The flowers are borne in groups of 3 or 4 in leaf axils on stalks 2–3 mm (0.08–0.1 in) long which often have white blotches. There are 5 green, oblong to lance-shaped sepals which are mostly 3–5.5 mm (0.1–0.2 in) long. The petals are 8–13.5 mm (0.3–0.5 in) long and are joined at their lower end to form a tube. The tube is pale lilac on the outside and a deeper lilac inside with light purple spots in the tube. The outside of the petal tube is densely covered with glandular hairs but the inside surface of the petal lobes is glabrous while the inside of the tube is filled with long, soft hairs. The 4 stamens are fully enclosed in the petal tube. Flowering occurs between September and November in its native range and the fruits which follow are ovoid to cylindrical and up to 3.5 mm (0.1 in) long.
Taxonomy and naming
Eremophila lactea was first formally described by botanist Robert Chinnock in the journal Nuytsia in 1985. The specific epithet (lactea) is derived from the "Latin lactea, milky; referring to the extruded white resin on the branches, leaves and pedicels".
Distribution and habitat
The total known wild population in 1999 was 547 plants, growing in four roadside locations to the north of Esperance in the Mallee biogeographic region. It often grows in disturbed areas preferring sandy clay-loam. The species was declared "Rare Flora" under the Wildlife Conservation Act in 1996 and "Critically Endangered" in 1998. Threats to the population include road maintenance activities, fire, and the illegal taking of cuttings.

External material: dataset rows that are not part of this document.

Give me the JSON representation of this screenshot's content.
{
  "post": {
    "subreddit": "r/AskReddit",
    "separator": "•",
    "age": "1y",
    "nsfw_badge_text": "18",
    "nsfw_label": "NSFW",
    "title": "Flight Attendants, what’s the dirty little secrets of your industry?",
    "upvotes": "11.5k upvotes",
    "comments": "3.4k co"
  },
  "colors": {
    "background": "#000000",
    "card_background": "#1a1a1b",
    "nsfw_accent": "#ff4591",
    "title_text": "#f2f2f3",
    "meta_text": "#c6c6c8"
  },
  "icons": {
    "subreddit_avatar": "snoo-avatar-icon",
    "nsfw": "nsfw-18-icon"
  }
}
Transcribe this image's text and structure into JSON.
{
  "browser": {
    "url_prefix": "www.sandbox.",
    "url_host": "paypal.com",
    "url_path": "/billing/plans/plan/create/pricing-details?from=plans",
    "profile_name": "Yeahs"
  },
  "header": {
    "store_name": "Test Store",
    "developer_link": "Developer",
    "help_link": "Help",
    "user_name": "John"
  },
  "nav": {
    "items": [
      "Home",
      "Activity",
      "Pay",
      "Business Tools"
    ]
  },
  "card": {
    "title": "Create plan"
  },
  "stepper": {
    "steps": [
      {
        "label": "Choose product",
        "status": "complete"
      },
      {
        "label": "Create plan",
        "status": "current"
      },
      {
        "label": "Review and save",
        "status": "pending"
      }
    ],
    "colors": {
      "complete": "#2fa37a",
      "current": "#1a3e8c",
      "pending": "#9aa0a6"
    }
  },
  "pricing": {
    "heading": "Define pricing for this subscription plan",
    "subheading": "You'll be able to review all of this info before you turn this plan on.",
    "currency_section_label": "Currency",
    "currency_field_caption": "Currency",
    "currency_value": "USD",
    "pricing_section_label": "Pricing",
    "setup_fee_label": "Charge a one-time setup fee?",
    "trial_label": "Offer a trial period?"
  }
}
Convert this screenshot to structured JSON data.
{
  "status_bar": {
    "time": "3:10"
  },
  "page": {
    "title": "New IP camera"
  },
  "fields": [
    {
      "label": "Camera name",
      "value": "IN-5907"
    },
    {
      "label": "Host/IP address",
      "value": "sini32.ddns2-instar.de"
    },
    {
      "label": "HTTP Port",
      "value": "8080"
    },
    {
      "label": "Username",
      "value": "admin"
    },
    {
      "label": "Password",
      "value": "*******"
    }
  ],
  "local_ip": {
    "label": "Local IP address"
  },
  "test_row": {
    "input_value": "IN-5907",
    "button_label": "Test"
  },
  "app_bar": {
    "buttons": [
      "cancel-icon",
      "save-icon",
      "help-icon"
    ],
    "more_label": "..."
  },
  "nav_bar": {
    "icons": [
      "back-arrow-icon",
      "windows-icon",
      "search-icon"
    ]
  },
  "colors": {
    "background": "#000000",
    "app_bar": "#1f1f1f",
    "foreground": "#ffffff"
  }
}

This species is classified as "Threatened Flora (Declared Rare Flora — Extant)" by the Department of Environment and Conservation (Western Australia) and an Interim Recovery Plan has been prepared.
Use in horticulture
Milky emu bush is a useful "filler" plant as it can be damaged by wind. It can be propagated from cuttings with difficulty but can also be grafted onto Myoporum rootstock. Plants grown on their own roots will grow in alkaline soils, including heavy clay, in full sun or partial shade. The shrub is both frost and drought tolerant.
Eremophila lactea Facts for Kids. Kiddle Encyclopedia.